*** Begin section ***

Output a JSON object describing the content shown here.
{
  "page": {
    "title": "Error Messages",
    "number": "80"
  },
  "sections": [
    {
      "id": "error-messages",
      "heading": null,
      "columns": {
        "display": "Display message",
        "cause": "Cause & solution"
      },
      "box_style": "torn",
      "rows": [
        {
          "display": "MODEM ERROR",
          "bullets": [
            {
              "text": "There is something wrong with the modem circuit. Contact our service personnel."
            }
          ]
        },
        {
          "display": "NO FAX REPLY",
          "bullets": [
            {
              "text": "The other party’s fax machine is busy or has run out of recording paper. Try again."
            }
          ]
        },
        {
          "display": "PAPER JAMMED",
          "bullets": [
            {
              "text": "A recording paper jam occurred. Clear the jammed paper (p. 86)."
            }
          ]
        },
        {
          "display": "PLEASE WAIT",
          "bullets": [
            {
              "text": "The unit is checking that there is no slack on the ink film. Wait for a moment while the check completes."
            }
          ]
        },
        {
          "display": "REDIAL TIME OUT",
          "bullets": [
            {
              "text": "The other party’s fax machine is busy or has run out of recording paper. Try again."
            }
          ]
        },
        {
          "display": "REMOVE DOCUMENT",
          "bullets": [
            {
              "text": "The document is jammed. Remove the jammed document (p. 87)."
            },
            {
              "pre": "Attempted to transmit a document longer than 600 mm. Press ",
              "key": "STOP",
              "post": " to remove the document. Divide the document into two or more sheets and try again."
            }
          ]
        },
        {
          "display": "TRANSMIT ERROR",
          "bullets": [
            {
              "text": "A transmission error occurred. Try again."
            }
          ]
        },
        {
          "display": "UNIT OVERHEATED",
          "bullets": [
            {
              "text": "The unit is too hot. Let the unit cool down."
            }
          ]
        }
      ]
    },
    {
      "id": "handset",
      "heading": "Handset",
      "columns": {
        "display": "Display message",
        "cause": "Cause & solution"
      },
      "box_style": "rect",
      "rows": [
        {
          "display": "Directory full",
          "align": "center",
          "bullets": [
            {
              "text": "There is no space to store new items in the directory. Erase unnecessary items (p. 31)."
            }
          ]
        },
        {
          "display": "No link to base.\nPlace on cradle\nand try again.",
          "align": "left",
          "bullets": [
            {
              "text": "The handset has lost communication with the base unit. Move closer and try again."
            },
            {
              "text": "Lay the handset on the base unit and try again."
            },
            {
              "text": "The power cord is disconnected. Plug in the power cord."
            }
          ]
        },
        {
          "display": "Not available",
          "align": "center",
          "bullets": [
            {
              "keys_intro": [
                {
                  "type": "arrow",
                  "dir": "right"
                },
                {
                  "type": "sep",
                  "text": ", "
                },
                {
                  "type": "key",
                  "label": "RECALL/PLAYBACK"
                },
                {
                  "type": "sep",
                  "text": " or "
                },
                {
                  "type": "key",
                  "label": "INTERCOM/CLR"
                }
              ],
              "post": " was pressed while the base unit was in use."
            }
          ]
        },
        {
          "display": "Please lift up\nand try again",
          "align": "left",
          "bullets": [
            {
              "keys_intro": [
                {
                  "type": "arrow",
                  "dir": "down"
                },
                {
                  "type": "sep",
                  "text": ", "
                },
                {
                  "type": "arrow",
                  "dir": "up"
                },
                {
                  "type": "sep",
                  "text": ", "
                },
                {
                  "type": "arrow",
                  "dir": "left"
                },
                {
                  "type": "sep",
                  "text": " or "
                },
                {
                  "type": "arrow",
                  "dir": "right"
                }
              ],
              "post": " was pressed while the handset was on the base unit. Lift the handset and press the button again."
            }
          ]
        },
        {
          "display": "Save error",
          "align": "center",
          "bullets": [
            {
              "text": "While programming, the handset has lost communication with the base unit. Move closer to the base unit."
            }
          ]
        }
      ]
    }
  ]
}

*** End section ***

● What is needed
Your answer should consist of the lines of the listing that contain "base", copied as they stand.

● Answer for this exercise
          "display": "No link to base.\nPlace on cradle\nand try again.",
              "text": "The handset has lost communication with the base unit. Move closer and try again."
              "text": "Lay the handset on the base unit and try again."
              "post": " was pressed while the base unit was in use."
              "post": " was pressed while the handset was on the base unit. Lift the handset and press the button again."
              "text": "While programming, the handset has lost communication with the base unit. Move closer to the base unit."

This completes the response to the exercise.